The other day my wife’s nephew took over my TV and started showing pictures on it using an old cell phone I had given him. Being a techno-nerd, I just had to figure out how. It didn't take long but then I wanted to try out a video. That failed. While researching why I ran across a way-cool app called Skifta. After loading a helper program on my media center computer I now have the ability to send any picture or video on my home network to any DLNA compliant TV within range of my cell phone no matter where I am. I had no idea my phone could do something like this! And that got me to thinking about this month’s post – how much does today’s technology cost us and is it worth it?

Let’s set the wayback machine (remember that?) to 1978. The internet did not exist. The median family income was $15,060 (U.S. Dept of Commerce ‘Current Population Report’, 02/1980). Consumers could buy a TRS-80, PET, or an Apple II computer for around $400.00. Although I can’t find an official reference, I believe the average consumer paid about $12.00 a month for a phone line. Television was free but limited to what you could pull out of the air.

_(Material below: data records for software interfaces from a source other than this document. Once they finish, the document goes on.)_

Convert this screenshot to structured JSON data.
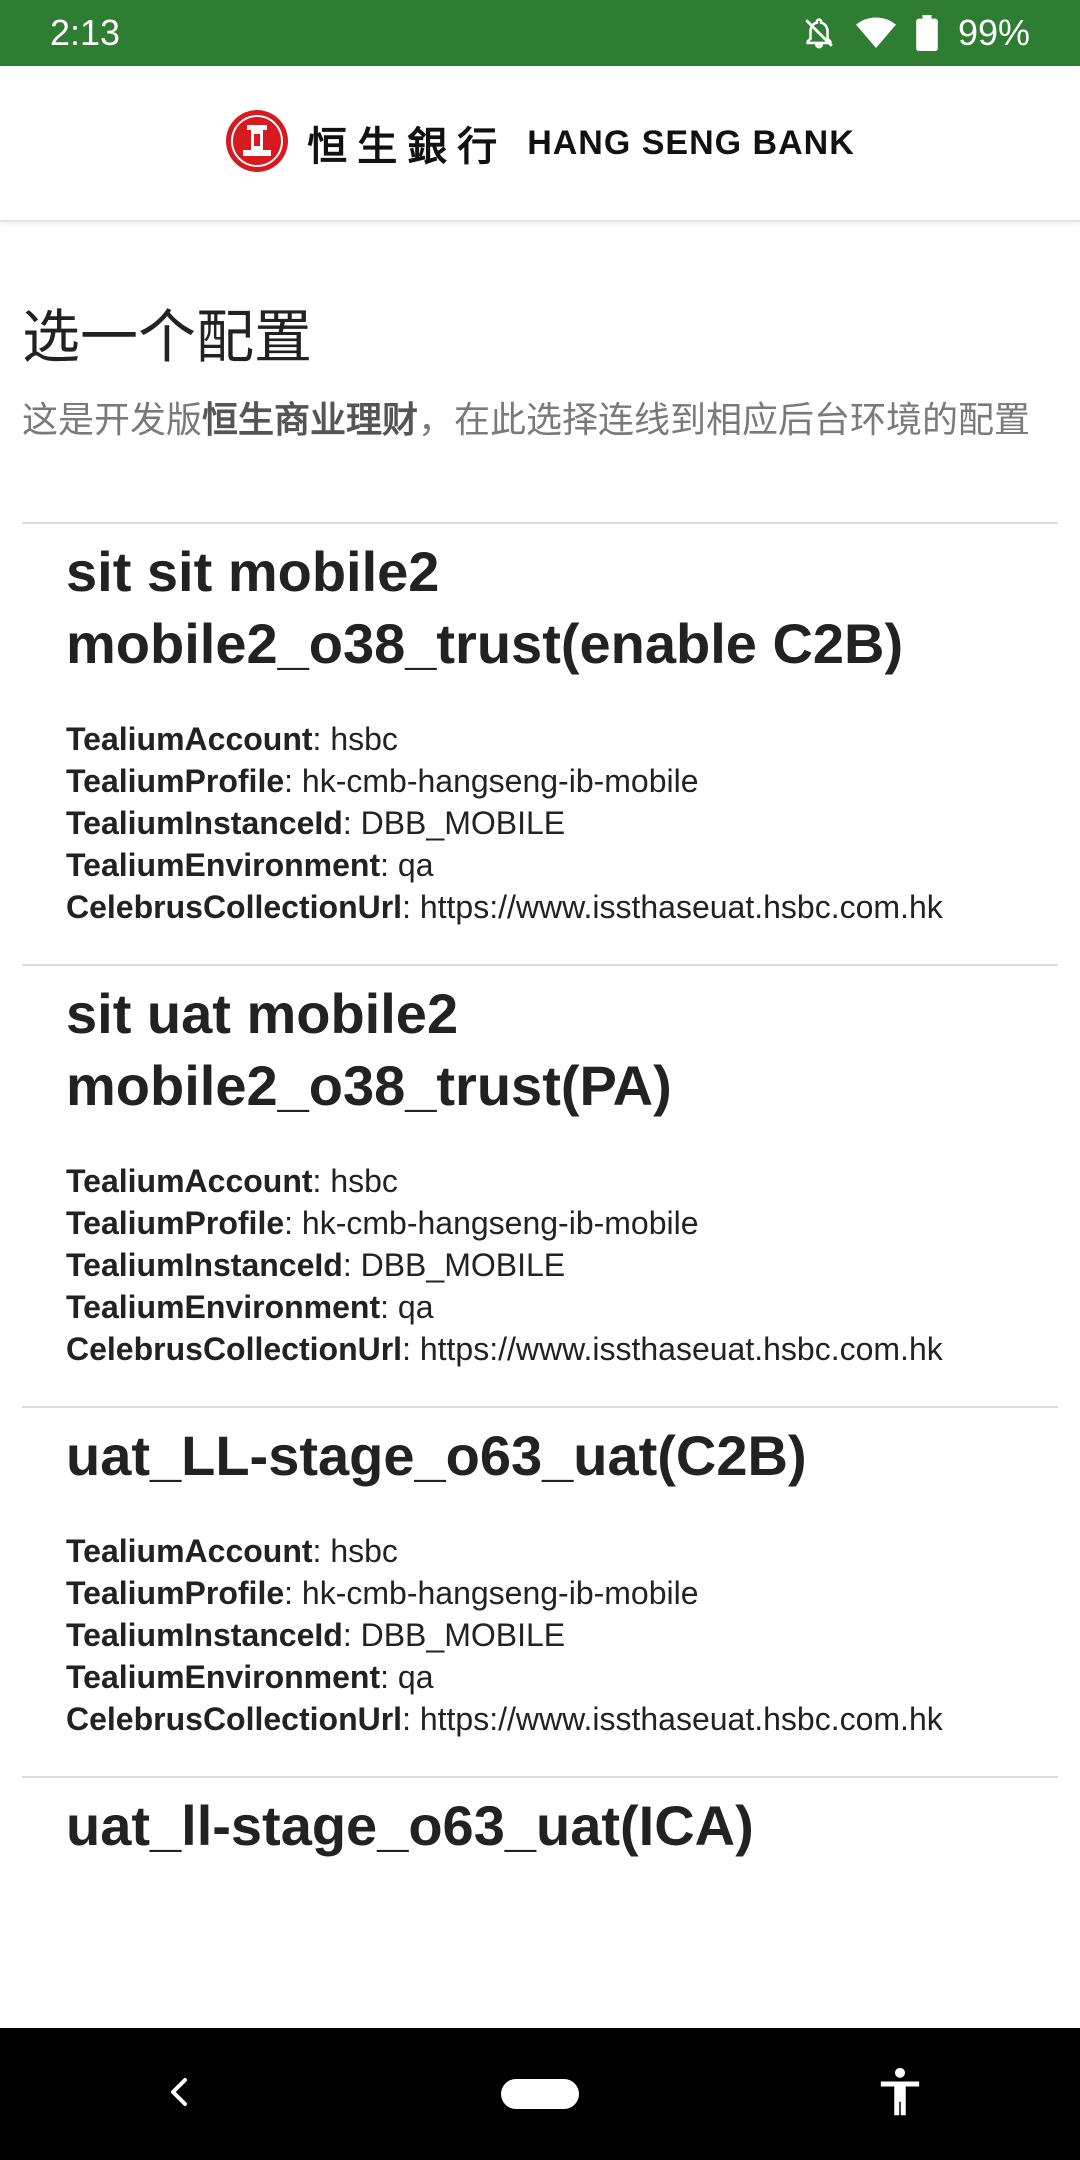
{
  "status_bar": {
    "time": "2:13",
    "battery": "99%",
    "icons": [
      "bell-off-icon",
      "wifi-icon",
      "battery-icon"
    ]
  },
  "header": {
    "brand_cn": "恒生銀行",
    "brand_en": "HANG SENG BANK",
    "logo": "hang-seng-logo"
  },
  "page": {
    "title": "选一个配置",
    "desc_prefix": "这是开发版",
    "desc_bold": "恒生商业理财",
    "desc_suffix": "，在此选择连线到相应后台环境的配置"
  },
  "labels": {
    "account": "TealiumAccount",
    "profile": "TealiumProfile",
    "instance": "TealiumInstanceId",
    "environment": "TealiumEnvironment",
    "celebrus": "CelebrusCollectionUrl"
  },
  "configs": [
    {
      "name": "sit sit mobile2 mobile2_o38_trust(enable C2B)",
      "account": ": hsbc",
      "profile": ": hk-cmb-hangseng-ib-mobile",
      "instance": ": DBB_MOBILE",
      "environment": ": qa",
      "celebrus": ": https://www.issthaseuat.hsbc.com.hk"
    },
    {
      "name": "sit uat mobile2 mobile2_o38_trust(PA)",
      "account": ": hsbc",
      "profile": ": hk-cmb-hangseng-ib-mobile",
      "instance": ": DBB_MOBILE",
      "environment": ": qa",
      "celebrus": ": https://www.issthaseuat.hsbc.com.hk"
    },
    {
      "name": "uat_LL-stage_o63_uat(C2B)",
      "account": ": hsbc",
      "profile": ": hk-cmb-hangseng-ib-mobile",
      "instance": ": DBB_MOBILE",
      "environment": ": qa",
      "celebrus": ": https://www.issthaseuat.hsbc.com.hk"
    },
    {
      "name": "uat_ll-stage_o63_uat(ICA)"
    }
  ],
  "colors": {
    "status_bar": "#2e7d32",
    "logo_red": "#d71920",
    "divider": "#dcdcdc"
  }
}
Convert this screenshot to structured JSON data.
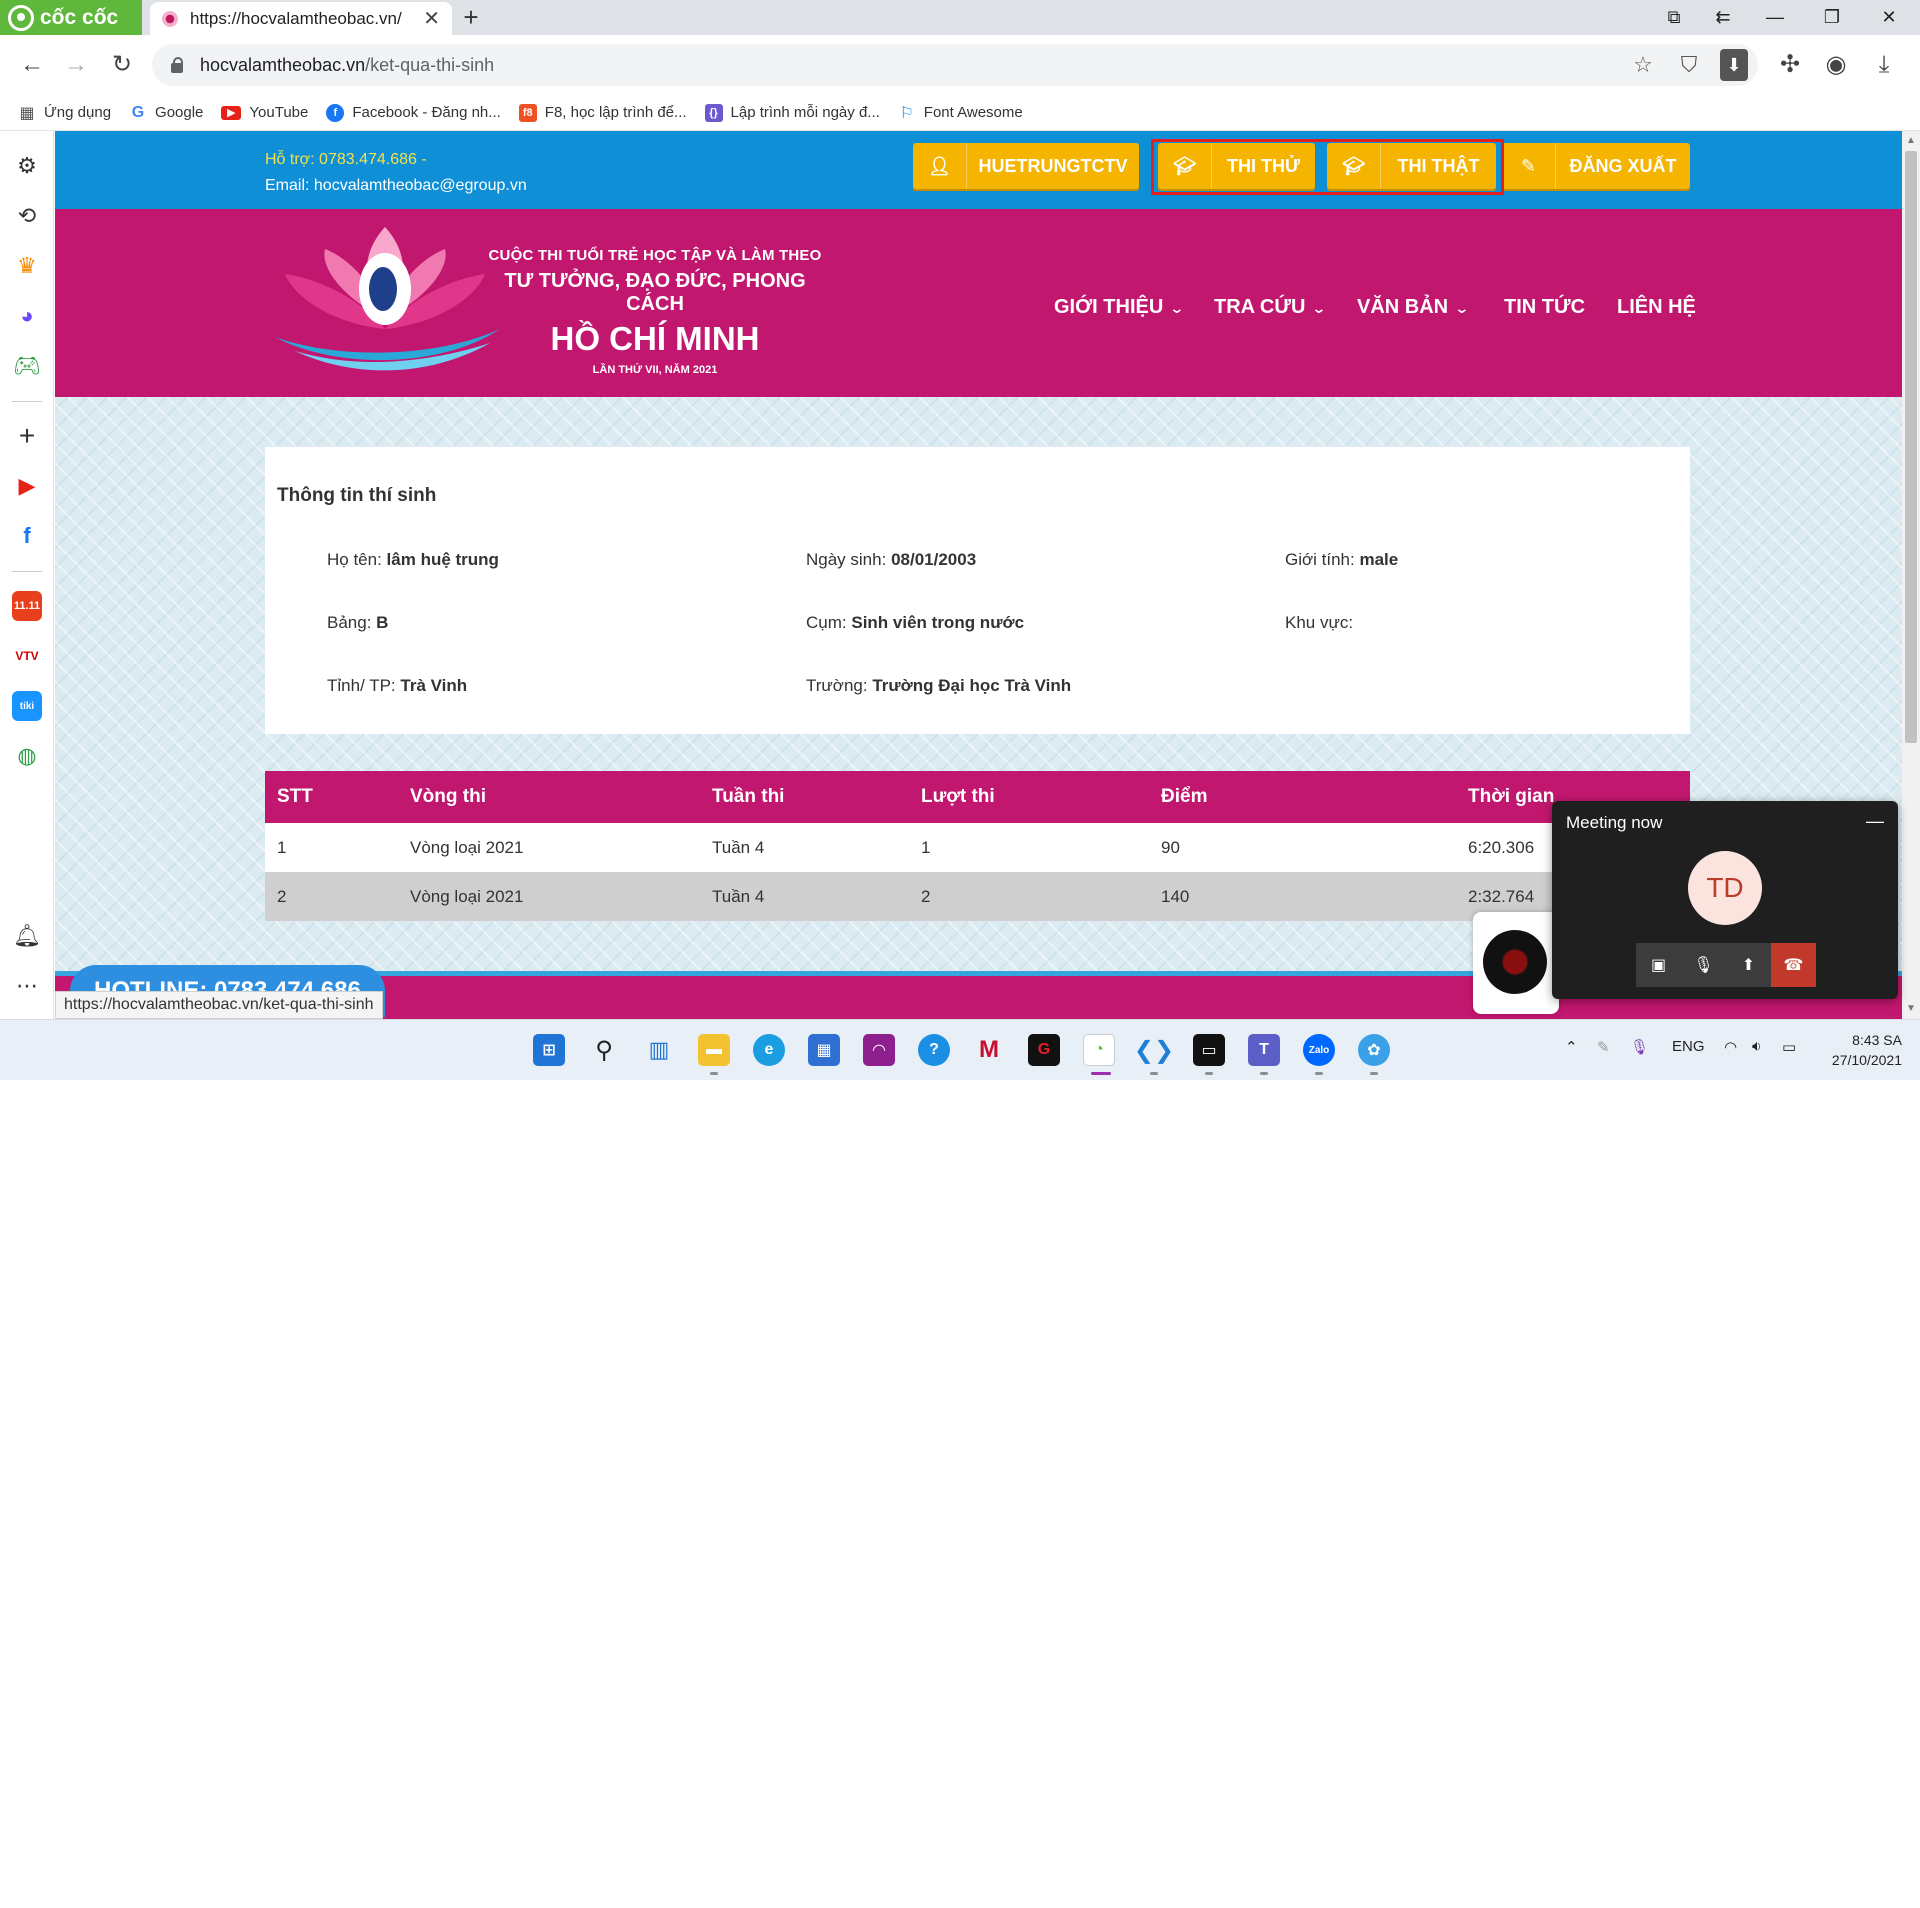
{
  "browser": {
    "brand": "cốc cốc",
    "tab_title": "https://hocvalamtheobac.vn/",
    "url_host": "hocvalamtheobac.vn",
    "url_path": "/ket-qua-thi-sinh",
    "status_url": "https://hocvalamtheobac.vn/ket-qua-thi-sinh",
    "bookmarks": [
      {
        "label": "Ứng dụng",
        "icon": "apps-grid-icon"
      },
      {
        "label": "Google",
        "icon": "google-icon"
      },
      {
        "label": "YouTube",
        "icon": "youtube-icon"
      },
      {
        "label": "Facebook - Đăng nh...",
        "icon": "facebook-icon"
      },
      {
        "label": "F8, học lập trình để...",
        "icon": "f8-icon"
      },
      {
        "label": "Lập trình mỗi ngày đ...",
        "icon": "code-icon"
      },
      {
        "label": "Font Awesome",
        "icon": "flag-icon"
      }
    ]
  },
  "site": {
    "support_phone": "Hỗ trợ: 0783.474.686 -",
    "support_email": "Email: hocvalamtheobac@egroup.vn",
    "user_button": "HUETRUNGTCTV",
    "trial_button": "THI THỬ",
    "real_button": "THI THẬT",
    "logout_button": "ĐĂNG XUẤT",
    "title_line1": "CUỘC THI TUỔI TRẺ HỌC TẬP VÀ LÀM THEO",
    "title_line2": "TƯ TƯỞNG, ĐẠO ĐỨC, PHONG CÁCH",
    "title_line3": "HỒ CHÍ MINH",
    "title_line4": "LẦN THỨ VII, NĂM 2021",
    "nav": [
      "GIỚI THIỆU",
      "TRA CỨU",
      "VĂN BẢN",
      "TIN TỨC",
      "LIÊN HỆ"
    ],
    "hotline": "HOTLINE: 0783.474.686"
  },
  "candidate": {
    "heading": "Thông tin thí sinh",
    "name_label": "Họ tên:",
    "name": "lâm huệ trung",
    "dob_label": "Ngày sinh:",
    "dob": "08/01/2003",
    "gender_label": "Giới tính:",
    "gender": "male",
    "board_label": "Bảng:",
    "board": "B",
    "cluster_label": "Cụm:",
    "cluster": "Sinh viên trong nước",
    "region_label": "Khu vực:",
    "region": "",
    "province_label": "Tỉnh/ TP:",
    "province": "Trà Vinh",
    "school_label": "Trường:",
    "school": "Trường Đại học Trà Vinh"
  },
  "results": {
    "headers": [
      "STT",
      "Vòng thi",
      "Tuần thi",
      "Lượt thi",
      "Điểm",
      "Thời gian"
    ],
    "rows": [
      [
        "1",
        "Vòng loại 2021",
        "Tuần 4",
        "1",
        "90",
        "6:20.306"
      ],
      [
        "2",
        "Vòng loại 2021",
        "Tuần 4",
        "2",
        "140",
        "2:32.764"
      ]
    ]
  },
  "meeting": {
    "title": "Meeting now",
    "initials": "TD"
  },
  "taskbar": {
    "lang": "ENG",
    "time": "8:43 SA",
    "date": "27/10/2021"
  },
  "colors": {
    "magenta": "#c2176f",
    "blue_strip": "#0f8fd6",
    "gold_button": "#f5b400",
    "highlight_box": "#e02020"
  }
}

In today’s world a normal person will pay over $100.00 a month for 200+ TV channels. Land lines are quickly becoming a thing of the past and most people will part with another $100.00 a month for the privilege of owning a cell phone. The internet has also become a service that most people cannot do without and a medium-speed internet connection is going to run you about $40.00 per month. These are all low-end estimates but they add up to a monthly drain on our financial resources of $240.00. As a reference, the median family income as of 2011 is $50,054.

Over the past 35 years the price of having access to the technology we use every day has increased by 2083% while the median income has increased 332%. Looking at it another way, technology amounted to less than 1% of a family’s income in 1978 while today it consumes 5.75%. Is it worth it?

The vast majority of the population will say that technology is well-worth the cost. We have nearly instant communications with each other no matter where we are. We have a mind-boggling variety of interference-free entertainment options and we are connected like we've never been before. I am a heavy user of technology. Because of it, I have become a successful indie author. But, as a writer, I also know there is a flip-side to every coin.

Technology has served to widen the gap between the ‘haves’ and the ‘have-nots’. Because of its cost, those living on the edge a few decades ago have been left behind. And the gap is widening. As the cost continues to grow, the income necessary to access technology will go up creating a further divide between us. But there is hope.

There are now government programs to provide cell phones to the poor. Most libraries now have public computers allowing anyone to gain access to the internet. My hope is that, one day, cable companies will offer free basic TV and internet service to anyone unable to afford to pay for a monthly subscription. The people in the ‘haves’ category can also do their part by donating used computers and cell phones to organizations that will put them into the hands of the less fortunate.

Is technology worth the cost? Yes it is. If you can afford to own the latest wiz-bang gadget your purchases will help fund the development of even more advanced technology. But you should also realize that not everyone is as fortunate and you should do your part in helping others enjoy the benefits of our modern society. Help stomp out greed. Give when you can. Don’t look down on the less fortunate but reach out a helping hand to them. We are all human and everyone deserves to share the experience of living in the modern world.